Exercise objective:
Find the lines in the material below that include the word "dataint", count them, and give that count alone.
Segment Open
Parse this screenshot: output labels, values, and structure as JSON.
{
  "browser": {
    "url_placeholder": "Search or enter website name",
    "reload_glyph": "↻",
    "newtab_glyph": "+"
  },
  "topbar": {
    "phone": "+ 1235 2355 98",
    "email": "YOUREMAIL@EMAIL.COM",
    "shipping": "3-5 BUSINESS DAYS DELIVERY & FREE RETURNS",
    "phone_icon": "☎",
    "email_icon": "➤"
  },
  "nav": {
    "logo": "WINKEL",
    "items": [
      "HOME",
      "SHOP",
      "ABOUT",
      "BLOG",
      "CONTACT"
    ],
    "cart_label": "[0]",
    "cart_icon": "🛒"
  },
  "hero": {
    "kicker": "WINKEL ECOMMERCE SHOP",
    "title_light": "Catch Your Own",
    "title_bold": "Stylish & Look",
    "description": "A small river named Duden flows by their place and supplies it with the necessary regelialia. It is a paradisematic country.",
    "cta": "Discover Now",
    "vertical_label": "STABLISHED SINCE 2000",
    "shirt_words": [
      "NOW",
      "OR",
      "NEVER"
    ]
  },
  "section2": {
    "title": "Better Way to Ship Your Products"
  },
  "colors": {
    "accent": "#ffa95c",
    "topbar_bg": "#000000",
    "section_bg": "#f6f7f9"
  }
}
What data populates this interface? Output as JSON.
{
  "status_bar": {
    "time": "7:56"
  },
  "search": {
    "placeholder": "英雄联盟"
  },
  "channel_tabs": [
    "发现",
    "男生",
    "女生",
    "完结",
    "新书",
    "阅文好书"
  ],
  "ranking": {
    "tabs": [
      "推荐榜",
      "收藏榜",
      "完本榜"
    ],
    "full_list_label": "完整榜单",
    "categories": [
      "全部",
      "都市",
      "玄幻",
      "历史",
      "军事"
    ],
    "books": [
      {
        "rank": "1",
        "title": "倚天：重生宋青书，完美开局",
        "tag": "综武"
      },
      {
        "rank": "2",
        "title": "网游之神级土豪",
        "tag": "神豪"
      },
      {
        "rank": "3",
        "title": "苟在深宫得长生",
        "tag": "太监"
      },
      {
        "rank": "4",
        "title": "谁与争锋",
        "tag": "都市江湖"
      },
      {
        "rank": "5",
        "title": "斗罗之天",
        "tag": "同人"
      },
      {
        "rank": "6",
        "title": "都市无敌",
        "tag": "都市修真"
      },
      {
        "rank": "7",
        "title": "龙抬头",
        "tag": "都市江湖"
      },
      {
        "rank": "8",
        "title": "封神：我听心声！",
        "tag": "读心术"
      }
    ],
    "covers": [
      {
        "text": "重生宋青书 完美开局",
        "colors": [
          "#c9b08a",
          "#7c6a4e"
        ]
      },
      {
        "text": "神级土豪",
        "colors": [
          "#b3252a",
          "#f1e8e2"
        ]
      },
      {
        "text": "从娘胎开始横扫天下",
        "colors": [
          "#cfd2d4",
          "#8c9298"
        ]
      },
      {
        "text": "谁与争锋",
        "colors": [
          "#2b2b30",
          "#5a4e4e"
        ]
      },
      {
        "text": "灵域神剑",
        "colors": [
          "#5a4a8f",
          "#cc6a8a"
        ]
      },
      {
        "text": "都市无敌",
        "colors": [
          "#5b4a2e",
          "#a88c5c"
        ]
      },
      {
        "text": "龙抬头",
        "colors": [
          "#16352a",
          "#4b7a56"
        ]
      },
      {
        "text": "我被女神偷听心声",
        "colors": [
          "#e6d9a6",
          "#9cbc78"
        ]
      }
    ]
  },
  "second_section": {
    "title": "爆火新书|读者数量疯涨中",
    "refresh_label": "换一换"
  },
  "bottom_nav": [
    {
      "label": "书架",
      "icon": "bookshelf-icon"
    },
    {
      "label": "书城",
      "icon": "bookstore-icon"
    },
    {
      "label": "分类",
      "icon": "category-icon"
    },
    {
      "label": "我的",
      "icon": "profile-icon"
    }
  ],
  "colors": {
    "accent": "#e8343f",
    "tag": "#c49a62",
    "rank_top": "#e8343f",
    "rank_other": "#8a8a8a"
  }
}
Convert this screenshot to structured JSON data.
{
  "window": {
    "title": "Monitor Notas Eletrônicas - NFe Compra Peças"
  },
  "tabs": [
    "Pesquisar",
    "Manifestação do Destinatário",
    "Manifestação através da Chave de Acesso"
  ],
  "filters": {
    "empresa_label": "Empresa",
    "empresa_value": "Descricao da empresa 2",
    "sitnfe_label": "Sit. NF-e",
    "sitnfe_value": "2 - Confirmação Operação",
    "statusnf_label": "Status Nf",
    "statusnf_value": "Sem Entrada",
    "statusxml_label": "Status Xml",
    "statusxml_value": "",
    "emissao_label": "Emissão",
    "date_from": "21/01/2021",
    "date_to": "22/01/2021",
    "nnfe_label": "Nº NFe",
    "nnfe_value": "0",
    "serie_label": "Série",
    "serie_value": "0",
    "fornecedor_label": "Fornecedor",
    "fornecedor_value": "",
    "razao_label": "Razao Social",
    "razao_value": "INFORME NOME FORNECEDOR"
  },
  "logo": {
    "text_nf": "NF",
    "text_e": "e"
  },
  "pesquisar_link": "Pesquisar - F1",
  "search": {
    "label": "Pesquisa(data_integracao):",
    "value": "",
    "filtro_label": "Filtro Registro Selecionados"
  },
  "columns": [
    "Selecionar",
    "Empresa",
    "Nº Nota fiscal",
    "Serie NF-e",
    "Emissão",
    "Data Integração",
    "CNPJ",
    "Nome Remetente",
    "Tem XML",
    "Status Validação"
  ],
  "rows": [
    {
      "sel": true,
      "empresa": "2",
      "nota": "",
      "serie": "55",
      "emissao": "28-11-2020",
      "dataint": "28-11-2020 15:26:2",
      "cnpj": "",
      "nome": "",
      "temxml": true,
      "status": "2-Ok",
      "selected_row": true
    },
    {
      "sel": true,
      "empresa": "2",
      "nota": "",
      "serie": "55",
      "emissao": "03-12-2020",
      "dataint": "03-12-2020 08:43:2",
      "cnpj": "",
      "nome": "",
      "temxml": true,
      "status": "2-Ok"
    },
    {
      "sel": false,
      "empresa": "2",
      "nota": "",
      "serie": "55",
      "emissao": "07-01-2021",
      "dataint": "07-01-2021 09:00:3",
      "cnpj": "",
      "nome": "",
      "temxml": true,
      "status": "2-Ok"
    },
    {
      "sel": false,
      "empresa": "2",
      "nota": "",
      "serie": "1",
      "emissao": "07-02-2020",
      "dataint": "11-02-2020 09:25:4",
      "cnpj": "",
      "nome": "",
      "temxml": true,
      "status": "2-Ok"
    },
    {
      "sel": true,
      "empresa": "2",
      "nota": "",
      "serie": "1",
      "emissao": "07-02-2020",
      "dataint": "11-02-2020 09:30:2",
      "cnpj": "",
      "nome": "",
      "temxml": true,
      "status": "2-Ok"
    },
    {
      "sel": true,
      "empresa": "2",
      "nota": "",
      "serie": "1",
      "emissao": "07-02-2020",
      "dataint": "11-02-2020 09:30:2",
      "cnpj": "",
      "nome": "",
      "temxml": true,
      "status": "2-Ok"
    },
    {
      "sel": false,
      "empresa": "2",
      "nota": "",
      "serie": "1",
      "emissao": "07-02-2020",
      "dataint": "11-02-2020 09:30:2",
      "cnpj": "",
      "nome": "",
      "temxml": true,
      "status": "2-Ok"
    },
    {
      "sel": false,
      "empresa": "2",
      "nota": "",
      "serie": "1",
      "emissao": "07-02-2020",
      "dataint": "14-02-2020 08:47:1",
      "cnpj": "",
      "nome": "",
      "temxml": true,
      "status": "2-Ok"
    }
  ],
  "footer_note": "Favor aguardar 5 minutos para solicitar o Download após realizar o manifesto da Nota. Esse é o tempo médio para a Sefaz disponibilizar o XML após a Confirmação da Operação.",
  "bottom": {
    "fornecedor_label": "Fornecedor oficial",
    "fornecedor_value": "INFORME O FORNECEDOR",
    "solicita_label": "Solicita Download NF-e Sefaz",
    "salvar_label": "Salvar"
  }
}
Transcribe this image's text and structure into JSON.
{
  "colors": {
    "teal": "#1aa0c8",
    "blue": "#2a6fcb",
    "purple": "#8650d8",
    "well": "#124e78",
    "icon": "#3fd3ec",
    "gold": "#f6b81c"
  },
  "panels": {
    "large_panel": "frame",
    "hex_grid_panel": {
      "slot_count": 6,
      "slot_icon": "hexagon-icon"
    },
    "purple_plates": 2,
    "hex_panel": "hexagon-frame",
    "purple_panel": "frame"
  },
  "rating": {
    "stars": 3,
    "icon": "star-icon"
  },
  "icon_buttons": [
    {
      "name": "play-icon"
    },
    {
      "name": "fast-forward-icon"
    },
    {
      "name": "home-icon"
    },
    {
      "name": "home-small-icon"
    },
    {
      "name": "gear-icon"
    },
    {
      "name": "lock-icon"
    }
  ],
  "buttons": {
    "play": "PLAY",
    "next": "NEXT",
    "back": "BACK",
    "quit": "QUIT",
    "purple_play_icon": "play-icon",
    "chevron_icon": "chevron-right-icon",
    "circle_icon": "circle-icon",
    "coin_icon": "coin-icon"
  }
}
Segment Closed
Response box:
8